It may be tempting to be creative or conversational with job titles, but using formal, universally understood terminology will help jobseekers understand the role immediately.
Job titles are the terms jobseekers use to search for positions, so you want to be sure your ad is optimised for search. The term “Office Manager” will outrank “Office Coordinator” for volume of search results, and it will therefore have the furthest reach.
Be sure to include keywords that are most commonly associated with the position. For example, using “Senior Retail Sales Executive – Full Time” is far better than “Looking for an amazing career in sales?”
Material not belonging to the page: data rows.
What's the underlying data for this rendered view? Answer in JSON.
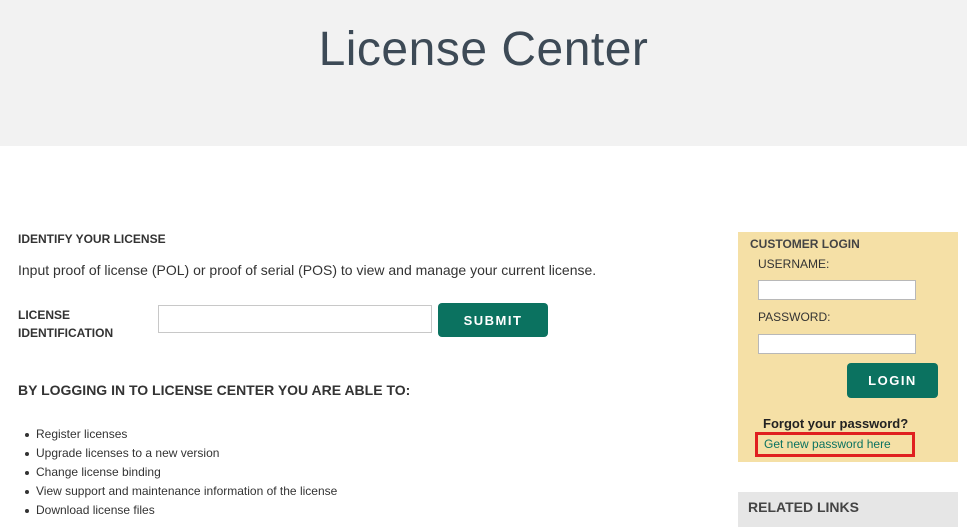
{
  "header": {
    "title": "License Center"
  },
  "identify": {
    "title": "IDENTIFY YOUR LICENSE",
    "intro": "Input proof of license (POL) or proof of serial (POS) to view and manage your current license.",
    "field_label_line1": "LICENSE",
    "field_label_line2": "IDENTIFICATION",
    "input_value": "",
    "input_placeholder": "",
    "submit_label": "SUBMIT"
  },
  "benefits": {
    "heading": "BY LOGGING IN TO LICENSE CENTER YOU ARE ABLE TO:",
    "items": [
      "Register licenses",
      "Upgrade licenses to a new version",
      "Change license binding",
      "View support and maintenance information of the license",
      "Download license files"
    ]
  },
  "login": {
    "title": "CUSTOMER LOGIN",
    "username_label": "USERNAME:",
    "username_value": "",
    "password_label": "PASSWORD:",
    "password_value": "",
    "login_label": "LOGIN",
    "forgot_text": "Forgot your password?",
    "reset_link": "Get new password here"
  },
  "related": {
    "title": "RELATED LINKS"
  },
  "colors": {
    "accent": "#0b7260",
    "header_bg": "#f2f2f2",
    "login_bg": "#f5e0a6",
    "highlight": "#e02020",
    "related_bg": "#e6e6e6"
  }
}
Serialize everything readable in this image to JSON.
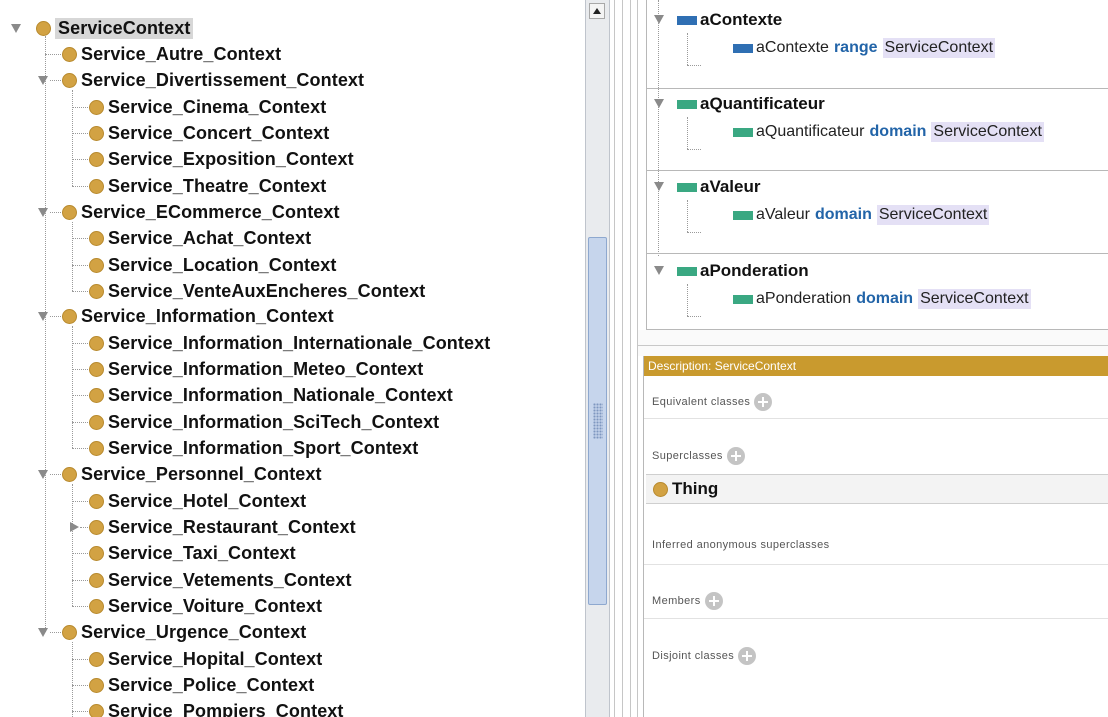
{
  "class_tree": {
    "root": "ServiceContext",
    "nodes": [
      "Service_Autre_Context",
      "Service_Divertissement_Context",
      "Service_Cinema_Context",
      "Service_Concert_Context",
      "Service_Exposition_Context",
      "Service_Theatre_Context",
      "Service_ECommerce_Context",
      "Service_Achat_Context",
      "Service_Location_Context",
      "Service_VenteAuxEncheres_Context",
      "Service_Information_Context",
      "Service_Information_Internationale_Context",
      "Service_Information_Meteo_Context",
      "Service_Information_Nationale_Context",
      "Service_Information_SciTech_Context",
      "Service_Information_Sport_Context",
      "Service_Personnel_Context",
      "Service_Hotel_Context",
      "Service_Restaurant_Context",
      "Service_Taxi_Context",
      "Service_Vetements_Context",
      "Service_Voiture_Context",
      "Service_Urgence_Context",
      "Service_Hopital_Context",
      "Service_Police_Context",
      "Service_Pompiers_Context"
    ]
  },
  "usage": {
    "groups": [
      {
        "property": "aContexte",
        "subject": "aContexte",
        "keyword": "range",
        "target": "ServiceContext",
        "color": "#2f6fb3"
      },
      {
        "property": "aQuantificateur",
        "subject": "aQuantificateur",
        "keyword": "domain",
        "target": "ServiceContext",
        "color": "#3aa882"
      },
      {
        "property": "aValeur",
        "subject": "aValeur",
        "keyword": "domain",
        "target": "ServiceContext",
        "color": "#3aa882"
      },
      {
        "property": "aPonderation",
        "subject": "aPonderation",
        "keyword": "domain",
        "target": "ServiceContext",
        "color": "#3aa882"
      }
    ]
  },
  "description": {
    "title": "Description: ServiceContext",
    "equivalent_classes": "Equivalent classes",
    "superclasses": "Superclasses",
    "superclass_item": "Thing",
    "inferred": "Inferred anonymous superclasses",
    "members": "Members",
    "disjoint": "Disjoint classes"
  },
  "colors": {
    "class_icon": "#d2a243",
    "header_bar": "#c99a2e",
    "keyword": "#2264a8",
    "highlight": "#e4e0f5"
  }
}
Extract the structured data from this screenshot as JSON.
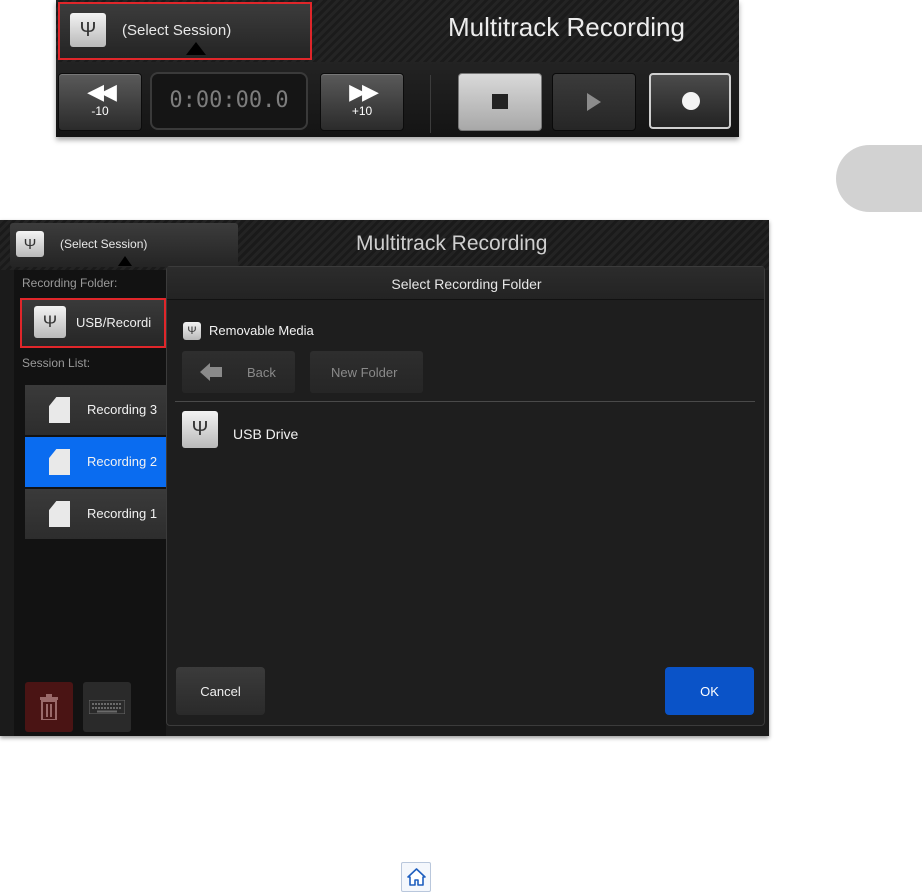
{
  "top_panel": {
    "session_button": {
      "label": "(Select Session)",
      "icon": "usb-icon"
    },
    "title": "Multitrack Recording",
    "transport": {
      "rewind": {
        "icon": "rewind-icon",
        "label": "-10"
      },
      "time": "0:00:00.0",
      "forward": {
        "icon": "fast-forward-icon",
        "label": "+10"
      },
      "stop": {
        "icon": "stop-icon"
      },
      "play": {
        "icon": "play-icon"
      },
      "record": {
        "icon": "record-icon"
      }
    }
  },
  "bottom_panel": {
    "session_button": {
      "label": "(Select Session)",
      "icon": "usb-icon"
    },
    "title": "Multitrack Recording",
    "recording_folder_label": "Recording Folder:",
    "folder_button_label": "USB/Recordi",
    "session_list_label": "Session List:",
    "sessions": [
      {
        "label": "Recording 3",
        "selected": false
      },
      {
        "label": "Recording 2",
        "selected": true
      },
      {
        "label": "Recording 1",
        "selected": false
      }
    ],
    "dialog": {
      "title": "Select Recording Folder",
      "path_label": "Removable Media",
      "back_label": "Back",
      "new_folder_label": "New Folder",
      "entries": [
        {
          "label": "USB Drive",
          "icon": "usb-drive-icon"
        }
      ],
      "cancel_label": "Cancel",
      "ok_label": "OK"
    }
  },
  "colors": {
    "highlight_border": "#e0262a",
    "selected_item": "#0a6cf0",
    "ok_button": "#0a53c8",
    "side_tab": "#d2d2d2"
  },
  "footer": {
    "icon": "home-icon"
  }
}
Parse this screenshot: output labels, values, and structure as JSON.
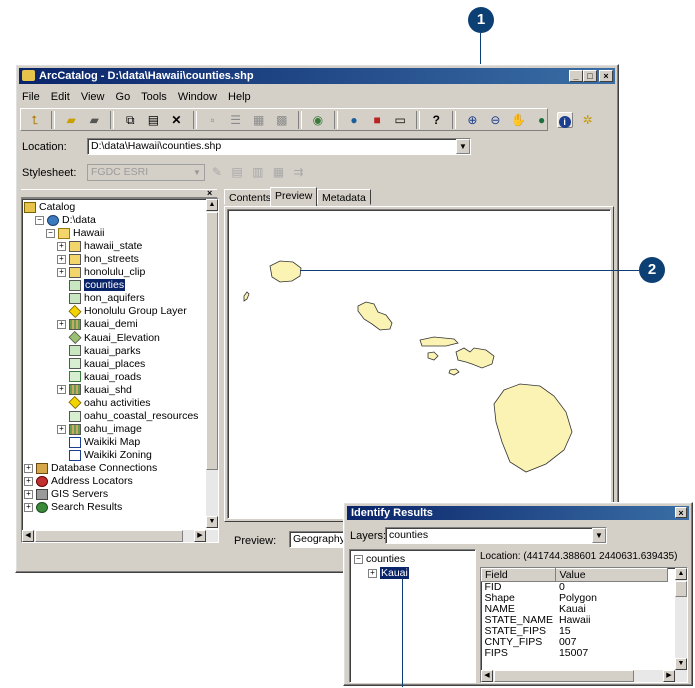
{
  "callouts": {
    "one": "1",
    "two": "2"
  },
  "catalog": {
    "title": "ArcCatalog - D:\\data\\Hawaii\\counties.shp",
    "menu": [
      "File",
      "Edit",
      "View",
      "Go",
      "Tools",
      "Window",
      "Help"
    ],
    "location_label": "Location:",
    "location_value": "D:\\data\\Hawaii\\counties.shp",
    "stylesheet_label": "Stylesheet:",
    "stylesheet_value": "FGDC ESRI",
    "tabs": [
      "Contents",
      "Preview",
      "Metadata"
    ],
    "preview_label": "Preview:",
    "preview_value": "Geography",
    "tree": [
      {
        "label": "Catalog",
        "level": 0,
        "icon": "catalog-icon"
      },
      {
        "label": "D:\\data",
        "level": 1,
        "icon": "drive-icon"
      },
      {
        "label": "Hawaii",
        "level": 2,
        "icon": "folder-icon"
      },
      {
        "label": "hawaii_state",
        "level": 3,
        "icon": "coverage-icon"
      },
      {
        "label": "hon_streets",
        "level": 3,
        "icon": "coverage-icon"
      },
      {
        "label": "honolulu_clip",
        "level": 3,
        "icon": "coverage-icon"
      },
      {
        "label": "counties",
        "level": 3,
        "icon": "polygon-shapefile-icon",
        "selected": true
      },
      {
        "label": "hon_aquifers",
        "level": 3,
        "icon": "polygon-shapefile-icon"
      },
      {
        "label": "Honolulu Group Layer",
        "level": 3,
        "icon": "layer-icon"
      },
      {
        "label": "kauai_demi",
        "level": 3,
        "icon": "raster-icon"
      },
      {
        "label": "Kauai_Elevation",
        "level": 3,
        "icon": "tin-icon"
      },
      {
        "label": "kauai_parks",
        "level": 3,
        "icon": "polygon-shapefile-icon"
      },
      {
        "label": "kauai_places",
        "level": 3,
        "icon": "point-shapefile-icon"
      },
      {
        "label": "kauai_roads",
        "level": 3,
        "icon": "line-shapefile-icon"
      },
      {
        "label": "kauai_shd",
        "level": 3,
        "icon": "raster-icon"
      },
      {
        "label": "oahu activities",
        "level": 3,
        "icon": "layer-icon"
      },
      {
        "label": "oahu_coastal_resources",
        "level": 3,
        "icon": "point-shapefile-icon"
      },
      {
        "label": "oahu_image",
        "level": 3,
        "icon": "raster-icon"
      },
      {
        "label": "Waikiki Map",
        "level": 3,
        "icon": "map-document-icon"
      },
      {
        "label": "Waikiki Zoning",
        "level": 3,
        "icon": "map-document-icon"
      },
      {
        "label": "Database Connections",
        "level": 0,
        "icon": "database-icon"
      },
      {
        "label": "Address Locators",
        "level": 0,
        "icon": "locator-icon"
      },
      {
        "label": "GIS Servers",
        "level": 0,
        "icon": "server-icon"
      },
      {
        "label": "Search Results",
        "level": 0,
        "icon": "search-icon"
      }
    ]
  },
  "identify": {
    "title": "Identify Results",
    "layers_label": "Layers:",
    "layers_value": "counties",
    "tree_root": "counties",
    "tree_child": "Kauai",
    "location": "Location: (441744.388601 2440631.639435)",
    "columns": [
      "Field",
      "Value"
    ],
    "rows": [
      [
        "FID",
        "0"
      ],
      [
        "Shape",
        "Polygon"
      ],
      [
        "NAME",
        "Kauai"
      ],
      [
        "STATE_NAME",
        "Hawaii"
      ],
      [
        "STATE_FIPS",
        "15"
      ],
      [
        "CNTY_FIPS",
        "007"
      ],
      [
        "FIPS",
        "15007"
      ]
    ]
  },
  "colors": {
    "title_bar": "#0a246a",
    "island_fill": "#faf3b4",
    "callout": "#0c3f73"
  }
}
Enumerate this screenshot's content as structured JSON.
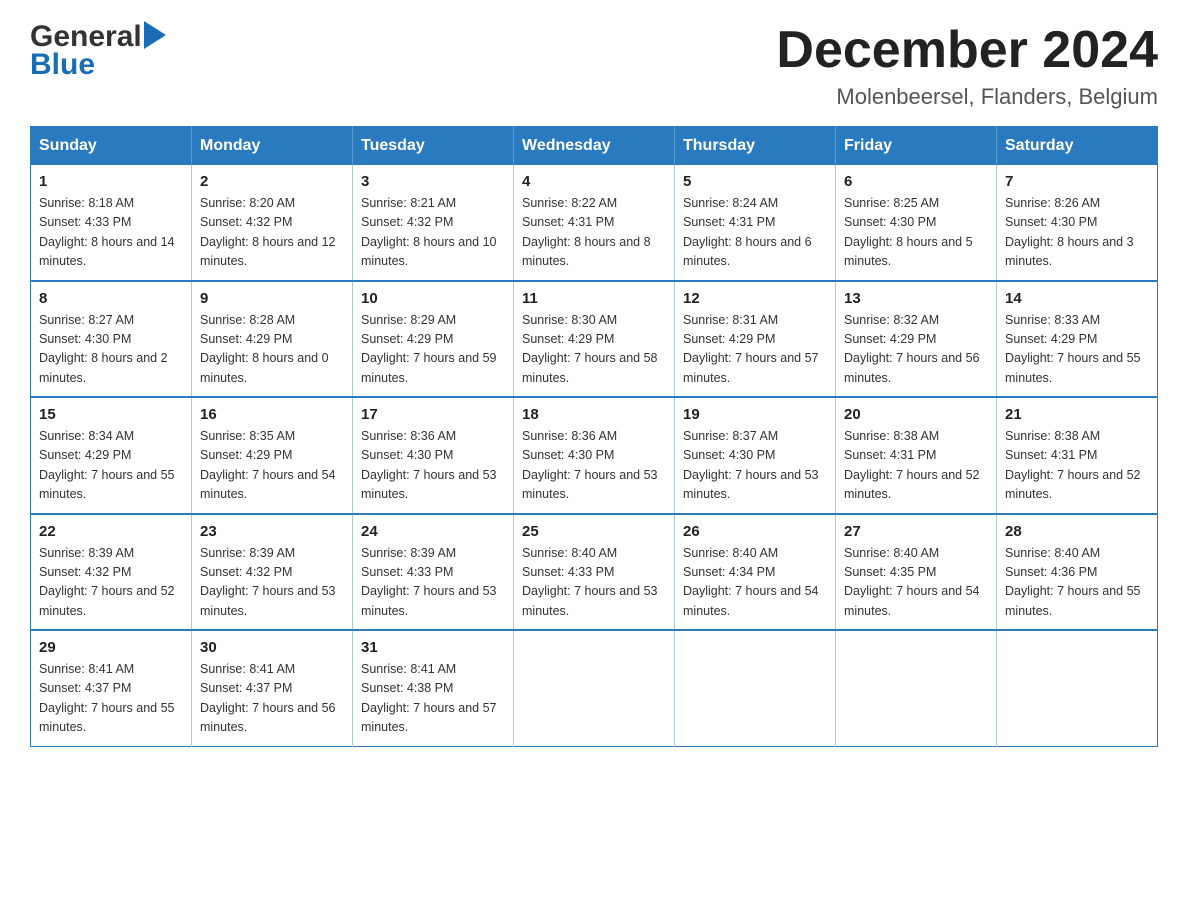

Once you’ve mastered the job’s title, it’s important to focus on writing an appealing first paragraph. The first sentence or two are usually shown in search results and can encourage a job applicant to click and apply.
A good advertisement repeats the job title in the first sentence, and also includes key information like the job location and a positive aspect of your company.
For example, “We are looking for an experienced office manager to join our award winning, boutique PR Agency in Newtown. The role involves…”
Next you should move on to the ‘nuts and bolts’ of the role, like the specific requirements and qualifications you are looking for.
As a business owner, it may go against your instinct to post salary information. Often, we believe that if we advertise a good rate, we may be offering ‘too much’ to someone who would have worked for less.
This is a common misconception.
Salary usually determines a person’s level of experience and seniority. Including salary information helps set the applicants’ expectations and understanding of the role’s requirements.
And while salary may not be the most important element of a job ad, research shows that positions without an advertised salary receive fewer applications. Lack of clarity can lead a potential applicant to feel uncertainty about the advertised role.
As well as ensuring the salary is listed, make sure it is also realistic and in line with the responsibilities and experience required.
Listing the correct salary can encourage the right applicants to apply.
Where recruitment used to follow the ‘post an advertisement and get applications’ rule, the use of social media sites such as LinkedIn and Facebook have changed the process, with many of the best qualified candidates waiting for employers to find them.
LinkedIn offers a database of profiles employers can use to search for candidates who may not be actively looking for a new position, but who are open to new opportunities. Many companies have found this feature helpful when they have a very defined role or requirement for specific experience.
The new Facebook jobs feature has been designed to keep the entire application process within Facebook.
Employers post their jobs on the platform and then applicants fill in an application form which includes their personal details and answers to job-specific questions.
The employer can then filter the applicants and the rest of the recruitment process, including a video-call job interview, can be conducted completely through Facebook Messenger.
Whatever the process, employers who take proactive steps to make sure the advertised position appears in front of the right people are the ones who will recruit the best talent for their needs.
Understanding the results of your efforts is just as important with recruitment as it is with performance.
Increases in online recruitment has seen an influx of options available for employers, and without assessing what works for you, hiring can become a costly, ineffective process.
Monitoring the quantity, as well as quality, of applicants you receive can help you pick the best options for your company when it comes to advertisements.
But if you’re doing your absolute best and still can’t seem to find the right person for the job, it might be time to bring in a professional.
Remember, recruitment firms offer a huge range of services, from a simple job ad ‘audit’ to managing the entire recruitment process.
Having the right staff is an essential part of business growth and success, but recruiting those staff members is often no easy feat.
Get it right and the rewards will far outweigh the effort.